The rules I was told to follow included most of what we now view as archaic (like never starting a sentence with a conjunction). And others were rules I’ve never heard of before or after:

  • Don’t use more than one comma per sentence.
  • Never use an em-dash.
  • Never use ellipses.
  • Never use the plu-perfect tense: reword your sentence to stay in simple past.
  • No flashbacks.
  • No internal dialogue.

Etc., etc., and so forth … I couldn’t help wondering what kind of writing courses these Rules came from.

But that’s beside the point. The point was the relationships just weren’t working out. And what was I going to do about it?

I know people who have broken off with a critique partner after the first 50 pages. And I thought about that – I really did.
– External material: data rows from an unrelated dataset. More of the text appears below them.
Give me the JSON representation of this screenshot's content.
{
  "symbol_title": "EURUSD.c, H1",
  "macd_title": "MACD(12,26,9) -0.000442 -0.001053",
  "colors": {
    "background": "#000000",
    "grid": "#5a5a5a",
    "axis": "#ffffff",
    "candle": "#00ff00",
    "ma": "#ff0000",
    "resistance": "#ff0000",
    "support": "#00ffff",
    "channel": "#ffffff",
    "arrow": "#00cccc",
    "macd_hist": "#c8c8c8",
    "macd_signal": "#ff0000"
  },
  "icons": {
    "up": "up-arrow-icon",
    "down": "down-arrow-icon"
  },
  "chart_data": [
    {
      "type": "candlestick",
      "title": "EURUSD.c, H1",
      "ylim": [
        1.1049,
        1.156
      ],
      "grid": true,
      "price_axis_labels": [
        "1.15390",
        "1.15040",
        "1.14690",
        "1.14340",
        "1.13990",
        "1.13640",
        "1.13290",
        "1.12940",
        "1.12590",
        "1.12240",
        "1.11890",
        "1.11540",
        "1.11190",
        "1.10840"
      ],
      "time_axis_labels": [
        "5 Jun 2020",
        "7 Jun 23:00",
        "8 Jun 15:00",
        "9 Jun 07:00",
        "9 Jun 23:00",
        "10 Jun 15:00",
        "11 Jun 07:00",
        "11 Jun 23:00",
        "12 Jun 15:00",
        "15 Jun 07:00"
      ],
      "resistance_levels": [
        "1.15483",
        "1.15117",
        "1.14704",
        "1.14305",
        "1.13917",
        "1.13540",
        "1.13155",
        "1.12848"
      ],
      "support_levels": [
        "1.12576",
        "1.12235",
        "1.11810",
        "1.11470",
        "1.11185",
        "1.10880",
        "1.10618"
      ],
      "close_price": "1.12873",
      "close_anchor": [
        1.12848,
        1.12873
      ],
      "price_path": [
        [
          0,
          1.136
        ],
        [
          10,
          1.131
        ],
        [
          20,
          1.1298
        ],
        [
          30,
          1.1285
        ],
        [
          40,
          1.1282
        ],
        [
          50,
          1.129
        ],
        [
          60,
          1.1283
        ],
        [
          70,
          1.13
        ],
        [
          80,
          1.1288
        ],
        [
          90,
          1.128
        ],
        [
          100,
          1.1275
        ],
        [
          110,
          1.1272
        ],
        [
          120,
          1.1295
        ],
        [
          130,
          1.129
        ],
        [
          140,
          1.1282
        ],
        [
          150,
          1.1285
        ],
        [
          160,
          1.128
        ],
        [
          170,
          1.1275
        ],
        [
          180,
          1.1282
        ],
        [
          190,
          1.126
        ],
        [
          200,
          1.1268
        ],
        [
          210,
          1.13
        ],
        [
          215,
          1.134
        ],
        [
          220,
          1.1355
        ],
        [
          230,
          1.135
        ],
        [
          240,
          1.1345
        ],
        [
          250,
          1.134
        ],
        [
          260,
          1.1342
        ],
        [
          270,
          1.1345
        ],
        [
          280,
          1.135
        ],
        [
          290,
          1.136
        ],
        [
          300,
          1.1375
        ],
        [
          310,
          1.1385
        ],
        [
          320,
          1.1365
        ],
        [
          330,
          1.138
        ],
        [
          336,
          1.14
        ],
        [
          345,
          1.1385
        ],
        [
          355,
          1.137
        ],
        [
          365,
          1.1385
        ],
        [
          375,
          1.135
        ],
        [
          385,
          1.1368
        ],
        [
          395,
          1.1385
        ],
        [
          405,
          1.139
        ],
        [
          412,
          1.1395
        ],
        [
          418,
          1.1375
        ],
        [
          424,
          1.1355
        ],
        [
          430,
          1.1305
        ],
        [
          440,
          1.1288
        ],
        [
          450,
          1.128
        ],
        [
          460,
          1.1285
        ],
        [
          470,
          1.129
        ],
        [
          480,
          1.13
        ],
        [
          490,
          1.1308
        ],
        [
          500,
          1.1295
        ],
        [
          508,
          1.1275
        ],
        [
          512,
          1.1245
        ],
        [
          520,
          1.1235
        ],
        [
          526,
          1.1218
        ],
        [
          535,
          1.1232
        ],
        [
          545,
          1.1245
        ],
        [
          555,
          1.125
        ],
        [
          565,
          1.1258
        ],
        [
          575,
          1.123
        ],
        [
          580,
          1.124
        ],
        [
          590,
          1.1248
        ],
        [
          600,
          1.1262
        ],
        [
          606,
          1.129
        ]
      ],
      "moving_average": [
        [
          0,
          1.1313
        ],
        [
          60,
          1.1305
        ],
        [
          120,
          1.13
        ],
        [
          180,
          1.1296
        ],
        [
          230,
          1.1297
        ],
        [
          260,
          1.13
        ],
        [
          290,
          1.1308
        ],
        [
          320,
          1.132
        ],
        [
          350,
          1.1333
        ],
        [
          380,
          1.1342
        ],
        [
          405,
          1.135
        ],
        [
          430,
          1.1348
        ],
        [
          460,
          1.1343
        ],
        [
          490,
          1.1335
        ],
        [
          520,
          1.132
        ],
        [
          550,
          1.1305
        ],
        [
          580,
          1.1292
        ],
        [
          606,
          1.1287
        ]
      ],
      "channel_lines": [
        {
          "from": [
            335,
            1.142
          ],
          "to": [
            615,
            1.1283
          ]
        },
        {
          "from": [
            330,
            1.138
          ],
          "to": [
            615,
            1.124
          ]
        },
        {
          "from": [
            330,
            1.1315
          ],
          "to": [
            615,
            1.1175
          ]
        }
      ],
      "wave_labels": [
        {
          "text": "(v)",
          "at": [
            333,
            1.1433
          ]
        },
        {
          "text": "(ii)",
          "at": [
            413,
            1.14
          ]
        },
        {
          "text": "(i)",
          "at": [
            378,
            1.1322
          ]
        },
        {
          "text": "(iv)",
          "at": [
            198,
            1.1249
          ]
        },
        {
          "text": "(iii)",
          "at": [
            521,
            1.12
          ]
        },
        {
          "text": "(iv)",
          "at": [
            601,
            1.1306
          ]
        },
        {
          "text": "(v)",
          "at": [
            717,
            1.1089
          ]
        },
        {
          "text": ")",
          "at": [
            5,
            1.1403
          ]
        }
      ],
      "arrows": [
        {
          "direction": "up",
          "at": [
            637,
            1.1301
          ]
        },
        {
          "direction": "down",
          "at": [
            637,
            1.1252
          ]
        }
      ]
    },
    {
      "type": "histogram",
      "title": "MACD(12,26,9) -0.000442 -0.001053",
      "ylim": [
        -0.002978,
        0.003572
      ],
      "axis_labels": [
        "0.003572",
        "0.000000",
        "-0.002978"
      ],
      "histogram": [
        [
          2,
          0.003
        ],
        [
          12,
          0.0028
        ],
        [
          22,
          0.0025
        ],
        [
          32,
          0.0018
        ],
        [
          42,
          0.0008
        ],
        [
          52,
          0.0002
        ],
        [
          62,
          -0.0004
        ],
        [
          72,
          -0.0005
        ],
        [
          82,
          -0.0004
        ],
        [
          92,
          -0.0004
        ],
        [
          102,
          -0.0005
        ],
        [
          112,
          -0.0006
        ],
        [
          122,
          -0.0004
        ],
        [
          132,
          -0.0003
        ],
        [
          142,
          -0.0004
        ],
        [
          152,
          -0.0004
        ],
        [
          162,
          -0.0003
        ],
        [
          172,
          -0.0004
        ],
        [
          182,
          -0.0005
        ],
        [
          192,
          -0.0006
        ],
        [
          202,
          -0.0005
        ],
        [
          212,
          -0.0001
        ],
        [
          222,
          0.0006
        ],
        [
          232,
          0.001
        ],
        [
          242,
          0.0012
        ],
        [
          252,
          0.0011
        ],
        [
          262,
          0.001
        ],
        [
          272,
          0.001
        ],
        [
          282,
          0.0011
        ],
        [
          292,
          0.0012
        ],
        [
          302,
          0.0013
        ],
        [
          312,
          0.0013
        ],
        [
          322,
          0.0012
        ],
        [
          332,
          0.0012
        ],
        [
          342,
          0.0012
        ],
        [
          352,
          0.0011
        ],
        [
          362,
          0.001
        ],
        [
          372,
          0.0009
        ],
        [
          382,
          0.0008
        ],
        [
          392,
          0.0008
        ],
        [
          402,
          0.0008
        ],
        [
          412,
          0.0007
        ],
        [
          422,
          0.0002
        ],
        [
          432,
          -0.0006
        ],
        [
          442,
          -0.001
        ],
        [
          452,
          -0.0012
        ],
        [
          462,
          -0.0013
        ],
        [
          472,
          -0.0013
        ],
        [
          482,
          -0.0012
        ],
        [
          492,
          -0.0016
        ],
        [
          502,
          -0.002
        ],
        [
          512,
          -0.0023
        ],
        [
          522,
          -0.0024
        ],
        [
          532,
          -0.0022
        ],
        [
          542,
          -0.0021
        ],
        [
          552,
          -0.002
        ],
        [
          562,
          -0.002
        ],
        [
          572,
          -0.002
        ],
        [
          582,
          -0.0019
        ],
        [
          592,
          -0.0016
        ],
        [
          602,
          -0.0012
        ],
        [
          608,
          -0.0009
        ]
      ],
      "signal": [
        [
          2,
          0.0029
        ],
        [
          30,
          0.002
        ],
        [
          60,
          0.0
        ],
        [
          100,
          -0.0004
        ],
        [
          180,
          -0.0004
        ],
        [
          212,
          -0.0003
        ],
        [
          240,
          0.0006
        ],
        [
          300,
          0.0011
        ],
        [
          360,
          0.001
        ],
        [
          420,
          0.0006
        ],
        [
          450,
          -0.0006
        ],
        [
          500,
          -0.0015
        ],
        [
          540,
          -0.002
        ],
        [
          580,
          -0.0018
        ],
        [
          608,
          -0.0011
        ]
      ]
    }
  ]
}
But I also thought about what the possible repercussions of that decision might be.

These days, anyone and everyone can write a review on Amazon, GoodReads, etc. Most people are very honest in their opinions, pointing out both the strong and weak points of a work. But I’ve seen some posters who seem to take pleasure in denigrating others’ works – their reviews seem like personal vendettas. And I didn’t want to put myself in the position of inviting that sort of feedback.

I may have taken the easy way out: I completed my critiques of their works, and accepted their completed critiques of mine. I thanked them for their time and diligence, for their willingness to help. And I moved on to three new critique partners (two write historicals, one writes thrillers, and all of them are wonderful!)

Would you have done what I did? Were you ever in a critique or beta partnership that didn’t work out? What other solutions would you recommend?

Anachronism in Historical Fiction

No matter how careful a writer is, or how much research s/he does, there’s always the possibility of anachronism showing up in historical fiction.

What’s an anachronism? It something that doesn’t fit into the time period you’re writing about. King Tut would not have worn a Stetson, nor could Marie Antoinette have worn nylon stockings. Of course not, you say, that would be ridiculous!

stetson

And yet there’s always something, it seems, that manages to slip through the cracks. I recently read a novel about Scottish characters who emigrate to America at the turn of the 20th century, pretty close to the Old West period that I write about. The book was good: the story well-told, the characters appealing, and there was just enough tension and conflict to hold my interest throughout.

Sounds like a great read, right? But the thing that I remember more than anything else is a breakfast scene. The young woman makes oatmeal for herself and her brother by putting the raw cereal into bowls and pouring hot water over it. Two minutes later, they sit down to eat.

Instant oatmeal? In 19th century Scotland? What made it worse was that the author had obviously done some research into the cookery of the time, and had explained how to make bannock (a quick bread), as well as colcannon (a traditional stew of potatoes, cabbage, leeks and cream), and the never-to-be-forgotten haggis. But the fact that even the finest steel-cut oats will take 15 to 20 minutes to cook over an open flame had somehow escaped her attention.

Some other examples:

In a book set in 15th century Italy, a character says, “You need to loosen up”. That’s a distinctly modern saying.

In a novel set in 19th century Ireland, the main female character is named Shannon. At that time Catholic girls were always named after saints; Anglican girls were named after their ancestors, or queens, Biblical women, and Roman empresses. Neither a Catholic nor an Anglican girl would have been named for a river.

So how do you avoid anachronisms in your manuscript? First research, then research, then research some more. And then find someone who’s as familiar with the era as you’ve become, and ask them to read your book before it goes out into the world to stand on its own. Chances are good that you’ll catch most of the major gaffs.

And the more meticulous and detailed your research is, the better the odds are that you’ll avoid the minor ones as well.